Already indicated for urinary incontinence due to neurogenic detrusor overactivity in patients with subcervical spinal cord injury or multiple sclerosis, Botox is now also licensed as a treatment for symptoms of urinary frequency, urgency and incontinence caused by overactive bladder.
Fewer incontinence episodes
Two double-blind, placebo-controlled, 24-week phase III clinical studies examined the effect of Botox in this setting. Investigators randomised a total of 1,105 patients (mean age 60 years), whose symptoms had not been adequately managed with one or more anticholinergics, to receive either 100 Units of Botox (n=557) or placebo (n=548) by injection into the bladder wall. Participants were required to discontinue any anticholinergics before undergoing study treatment.
After 12 weeks, the mean number of daily urinary incontinence episodes (co-primary endpoint) had decreased by 2.74 in patients who underwent Botox treatment and by 0.95 in those who received placebo (p<0.001). Overall, 61.8% of patients in the Botox group reported a positive response on the treatment benefit scale (second co-primary endpoint), compared with 28.0% of those in the placebo group (p<0.001).

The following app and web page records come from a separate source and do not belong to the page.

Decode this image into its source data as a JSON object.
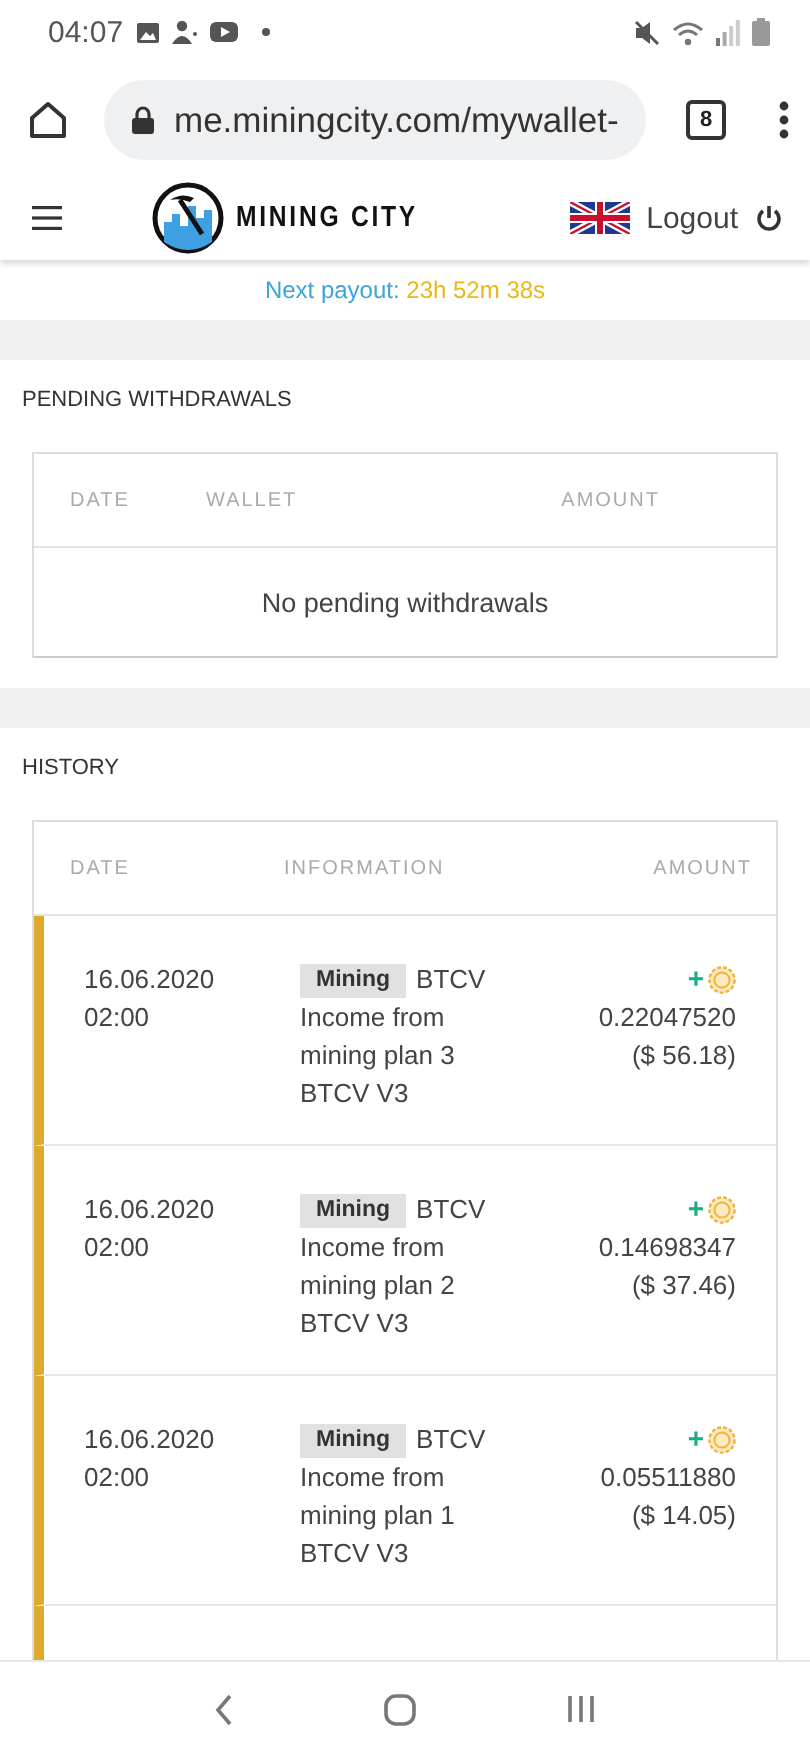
{
  "status_bar": {
    "time": "04:07"
  },
  "browser": {
    "url": "me.miningcity.com/mywallet-",
    "tab_count": "8"
  },
  "header": {
    "brand": "MINING CITY",
    "logout": "Logout"
  },
  "payout": {
    "label": "Next payout:",
    "countdown": "23h 52m 38s"
  },
  "pending": {
    "title": "PENDING WITHDRAWALS",
    "columns": [
      "DATE",
      "WALLET",
      "AMOUNT"
    ],
    "empty_message": "No pending withdrawals"
  },
  "history": {
    "title": "HISTORY",
    "columns": [
      "DATE",
      "INFORMATION",
      "AMOUNT"
    ],
    "rows": [
      {
        "date": "16.06.2020",
        "time": "02:00",
        "tag": "Mining",
        "currency": "BTCV",
        "description": "Income from mining plan 3 BTCV V3",
        "sign": "+",
        "amount": "0.22047520",
        "usd": "($ 56.18)"
      },
      {
        "date": "16.06.2020",
        "time": "02:00",
        "tag": "Mining",
        "currency": "BTCV",
        "description": "Income from mining plan 2 BTCV V3",
        "sign": "+",
        "amount": "0.14698347",
        "usd": "($ 37.46)"
      },
      {
        "date": "16.06.2020",
        "time": "02:00",
        "tag": "Mining",
        "currency": "BTCV",
        "description": "Income from mining plan 1 BTCV V3",
        "sign": "+",
        "amount": "0.05511880",
        "usd": "($ 14.05)"
      }
    ]
  }
}
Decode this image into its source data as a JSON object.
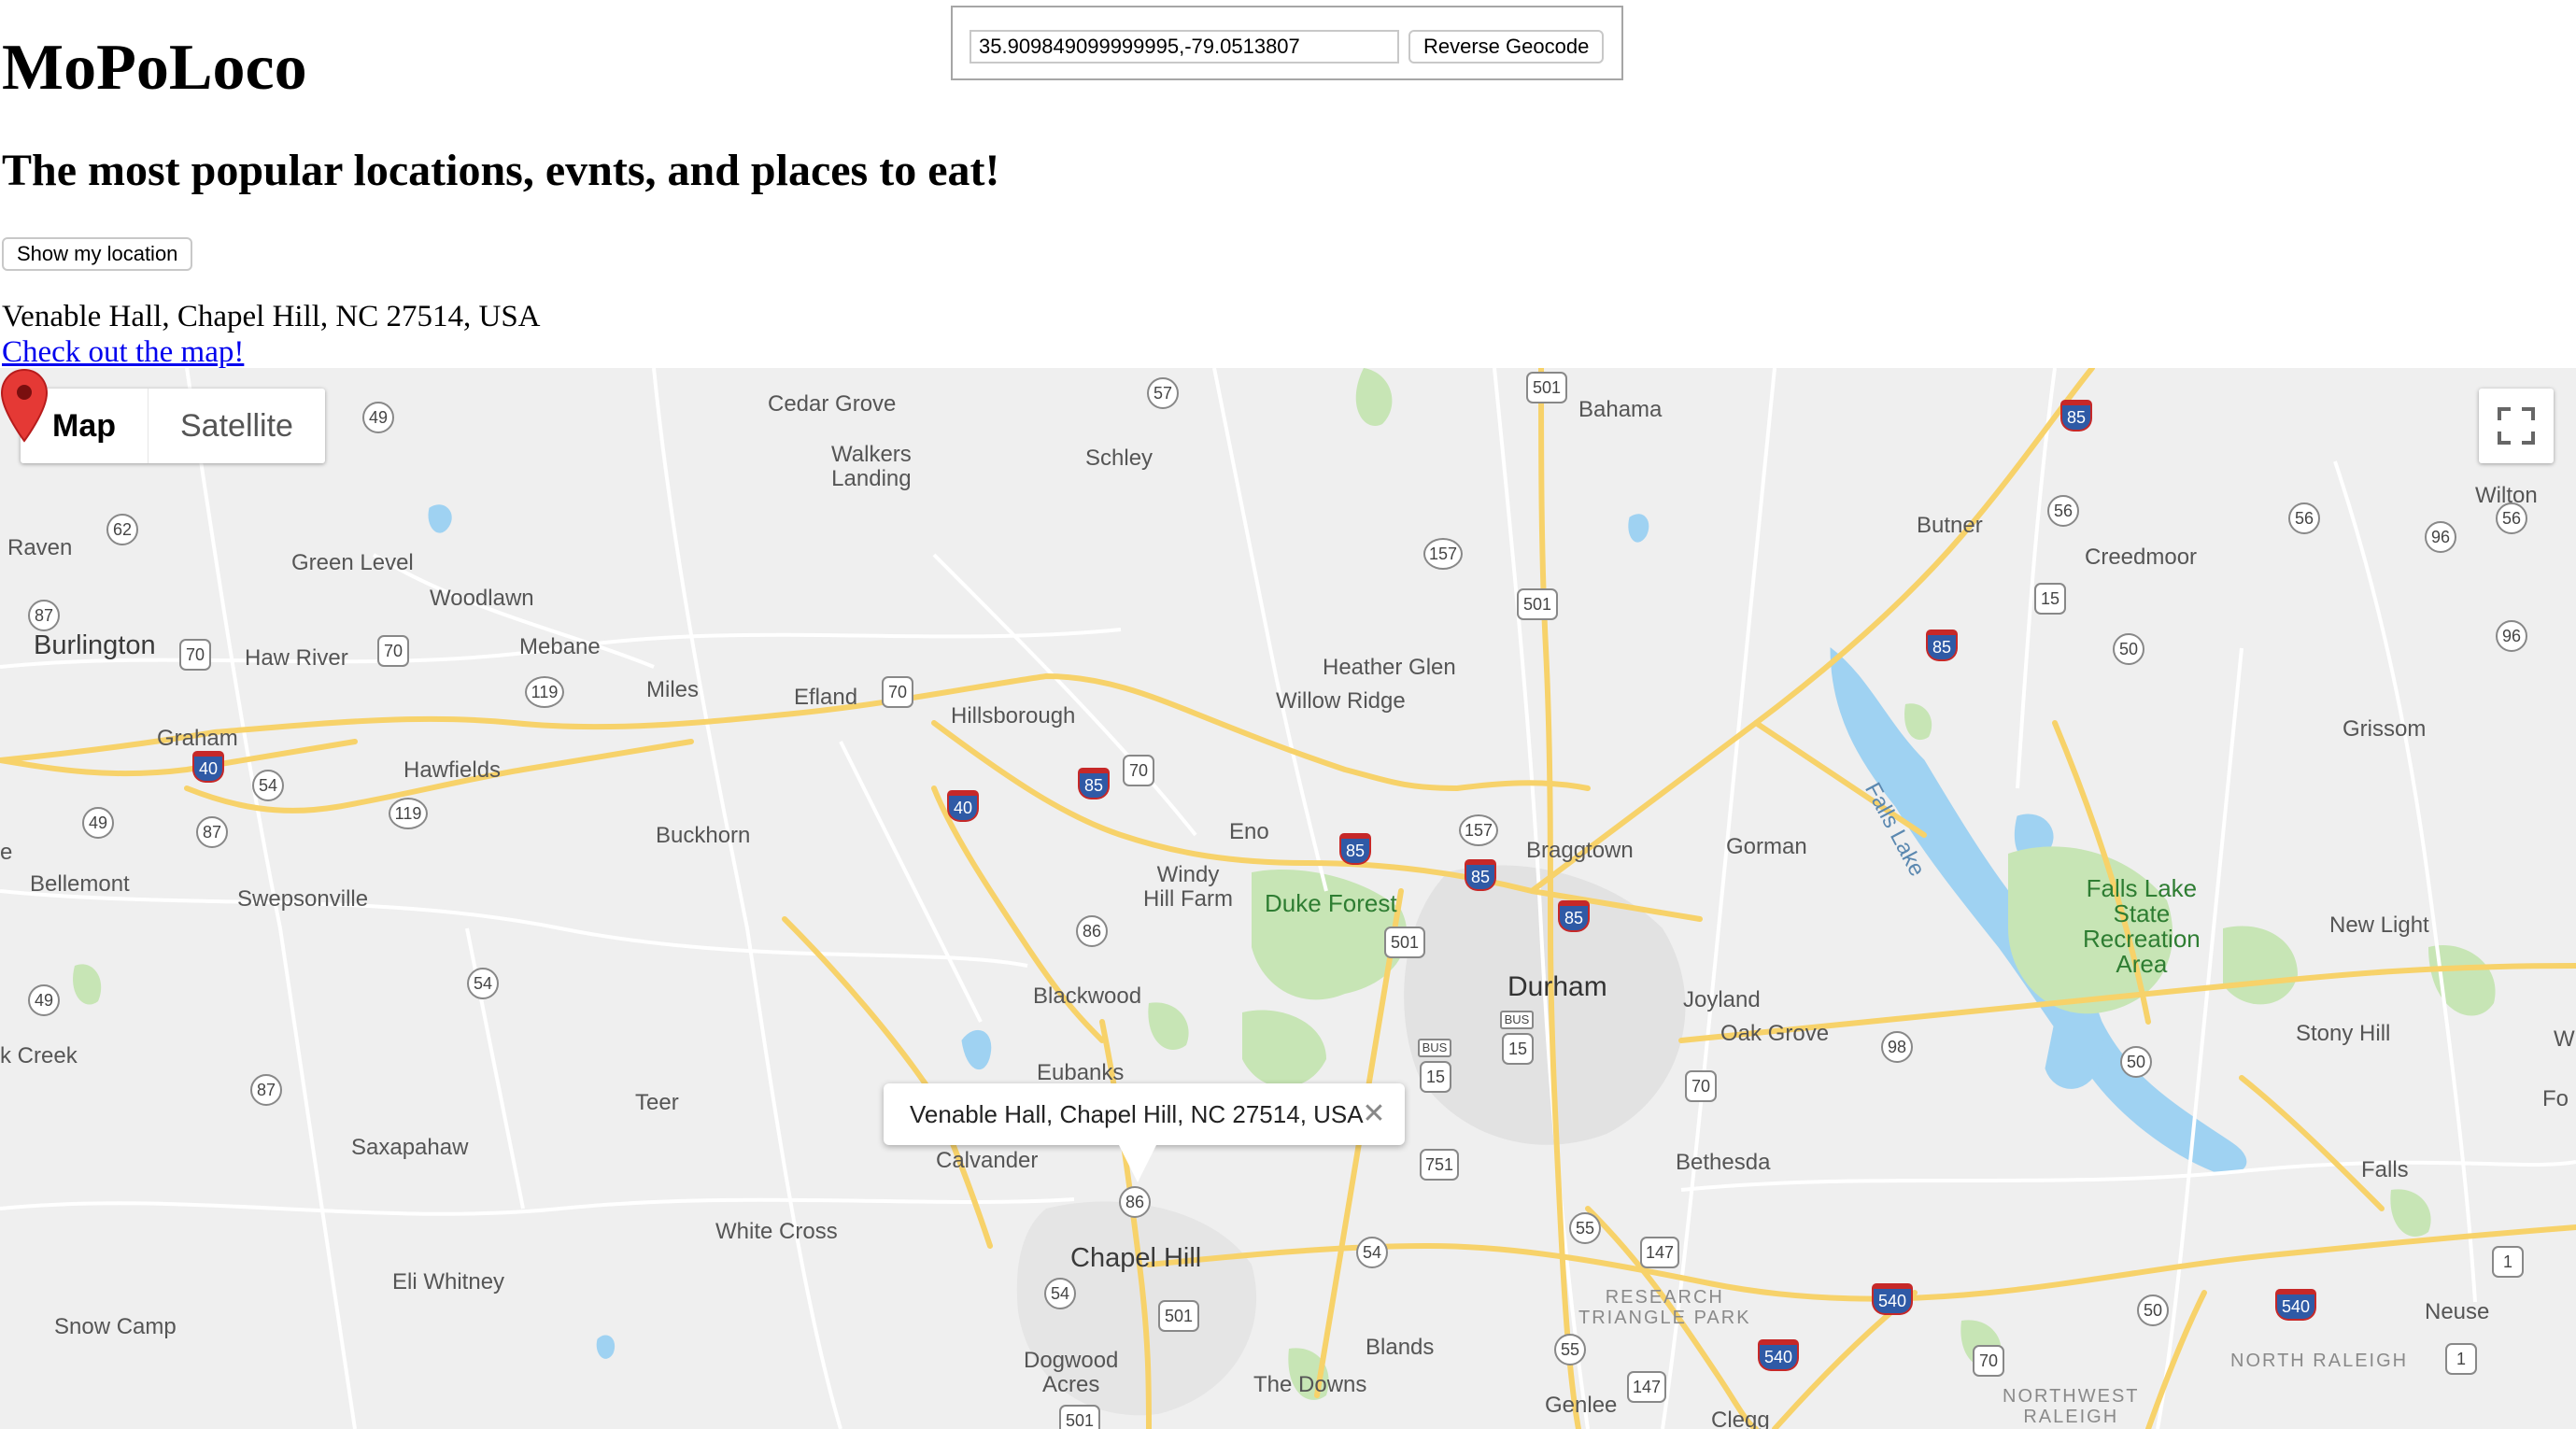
{
  "app": {
    "title": "MoPoLoco",
    "tagline": "The most popular locations, evnts, and places to eat!",
    "show_location_label": "Show my location",
    "address": "Venable Hall, Chapel Hill, NC 27514, USA",
    "map_link_label": "Check out the map!"
  },
  "geocoder": {
    "latlng_value": "35.909849099999995,-79.0513807",
    "button_label": "Reverse Geocode"
  },
  "map": {
    "type_controls": {
      "active": "Map",
      "inactive": "Satellite"
    },
    "fullscreen_icon": "fullscreen-icon",
    "marker_icon": "map-pin-icon",
    "info_window": {
      "text": "Venable Hall, Chapel Hill, NC 27514, USA",
      "close_icon": "close-icon"
    },
    "labels": {
      "cedar_grove": "Cedar Grove",
      "bahama": "Bahama",
      "walkers_landing": "Walkers\nLanding",
      "schley": "Schley",
      "wilton": "Wilton",
      "raven": "Raven",
      "green_level": "Green Level",
      "butner": "Butner",
      "creedmoor": "Creedmoor",
      "woodlawn": "Woodlawn",
      "burlington": "Burlington",
      "haw_river": "Haw River",
      "mebane": "Mebane",
      "heather_glen": "Heather Glen",
      "miles": "Miles",
      "efland": "Efland",
      "willow_ridge": "Willow Ridge",
      "hillsborough": "Hillsborough",
      "graham": "Graham",
      "grissom": "Grissom",
      "hawfields": "Hawfields",
      "falls_lake": "Falls Lake",
      "eno": "Eno",
      "buckhorn": "Buckhorn",
      "bellemont": "Bellemont",
      "windy_hill_farm": "Windy\nHill Farm",
      "braggtown": "Braggtown",
      "gorman": "Gorman",
      "falls_lake_sra": "Falls Lake\nState\nRecreation\nArea",
      "swepsonville": "Swepsonville",
      "duke_forest": "Duke Forest",
      "new_light": "New Light",
      "durham": "Durham",
      "blackwood": "Blackwood",
      "joyland": "Joyland",
      "oak_grove": "Oak Grove",
      "stony_hill": "Stony Hill",
      "k_creek": "k Creek",
      "eubanks": "Eubanks",
      "teer": "Teer",
      "saxapahaw": "Saxapahaw",
      "calvander": "Calvander",
      "bethesda": "Bethesda",
      "falls": "Falls",
      "white_cross": "White Cross",
      "chapel_hill": "Chapel Hill",
      "eli_whitney": "Eli Whitney",
      "snow_camp": "Snow Camp",
      "research_triangle_park": "RESEARCH\nTRIANGLE PARK",
      "neuse": "Neuse",
      "dogwood_acres": "Dogwood\nAcres",
      "blands": "Blands",
      "north_raleigh": "NORTH RALEIGH",
      "the_downs": "The Downs",
      "genlee": "Genlee",
      "clegg": "Clegg",
      "northwest_raleigh": "NORTHWEST\nRALEIGH",
      "edge_w": "W",
      "edge_fo": "Fo",
      "edge_e": "e"
    },
    "shields": {
      "s57": "57",
      "s501a": "501",
      "s85a": "85",
      "s49a": "49",
      "s56a": "56",
      "s56b": "56",
      "s62": "62",
      "s96a": "96",
      "s157a": "157",
      "s501b": "501",
      "s15a": "15",
      "s87a": "87",
      "s70a": "70",
      "s70b": "70",
      "s96b": "96",
      "s85b": "85",
      "s50a": "50",
      "s119a": "119",
      "s70c": "70",
      "s40a": "40",
      "s54a": "54",
      "s85c": "85",
      "s70d": "70",
      "s119b": "119",
      "s40b": "40",
      "s49b": "49",
      "s87b": "87",
      "s157b": "157",
      "s85d": "85",
      "s85e": "85",
      "s85f": "85",
      "s501c": "501",
      "s86": "86",
      "s54b": "54",
      "s49c": "49",
      "s15b": "15",
      "s15c": "15",
      "s98": "98",
      "s87c": "87",
      "s70e": "70",
      "s50b": "50",
      "s751": "751",
      "s86b": "86",
      "s55a": "55",
      "s147a": "147",
      "s54c": "54",
      "s1a": "1",
      "s540a": "540",
      "s54d": "54",
      "s501d": "501",
      "s50c": "50",
      "s540b": "540",
      "s55b": "55",
      "s540c": "540",
      "s70f": "70",
      "s147b": "147",
      "s1b": "1",
      "s501e": "501",
      "s_bus_a": "BUS",
      "s_bus_b": "BUS"
    }
  }
}
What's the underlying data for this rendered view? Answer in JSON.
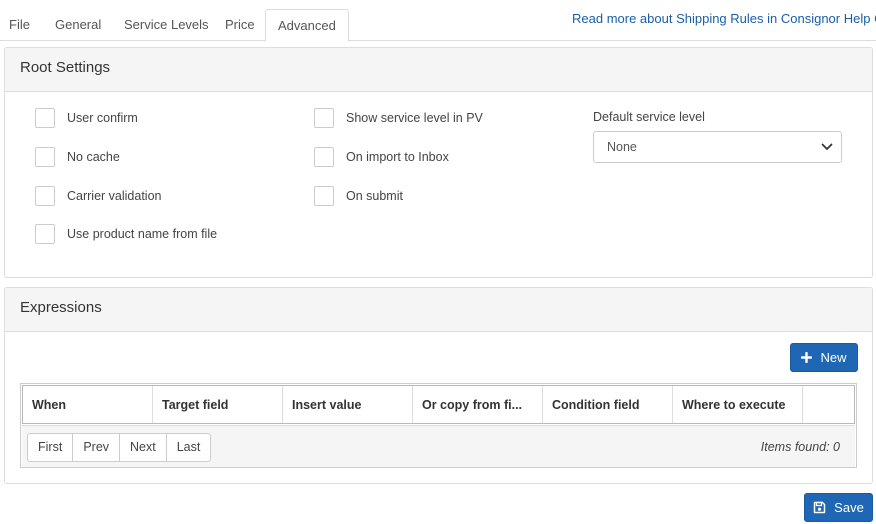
{
  "tabs": [
    {
      "label": "File"
    },
    {
      "label": "General"
    },
    {
      "label": "Service Levels"
    },
    {
      "label": "Price"
    },
    {
      "label": "Advanced",
      "active": true
    }
  ],
  "help_link": "Read more about Shipping Rules in Consignor Help Center",
  "root_settings": {
    "title": "Root Settings",
    "checkboxes_col1": [
      {
        "label": "User confirm",
        "checked": false
      },
      {
        "label": "No cache",
        "checked": false
      },
      {
        "label": "Carrier validation",
        "checked": false
      },
      {
        "label": "Use product name from file",
        "checked": false
      }
    ],
    "checkboxes_col2": [
      {
        "label": "Show service level in PV",
        "checked": false
      },
      {
        "label": "On import to Inbox",
        "checked": false
      },
      {
        "label": "On submit",
        "checked": false
      }
    ],
    "default_service_level": {
      "label": "Default service level",
      "value": "None"
    }
  },
  "expressions": {
    "title": "Expressions",
    "new_button": "New",
    "columns": [
      "When",
      "Target field",
      "Insert value",
      "Or copy from fi...",
      "Condition field",
      "Where to execute",
      ""
    ],
    "pager": [
      "First",
      "Prev",
      "Next",
      "Last"
    ],
    "items_found": "Items found: 0"
  },
  "save_button": "Save",
  "colors": {
    "primary": "#1f67b4",
    "link": "#1a5fa8",
    "panel_heading": "#f5f5f5",
    "border": "#dddddd"
  }
}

Botox is as an option to treat overactive bladder caused by detrusor overactivity that has not responded to conservative management.
Further information: Allergan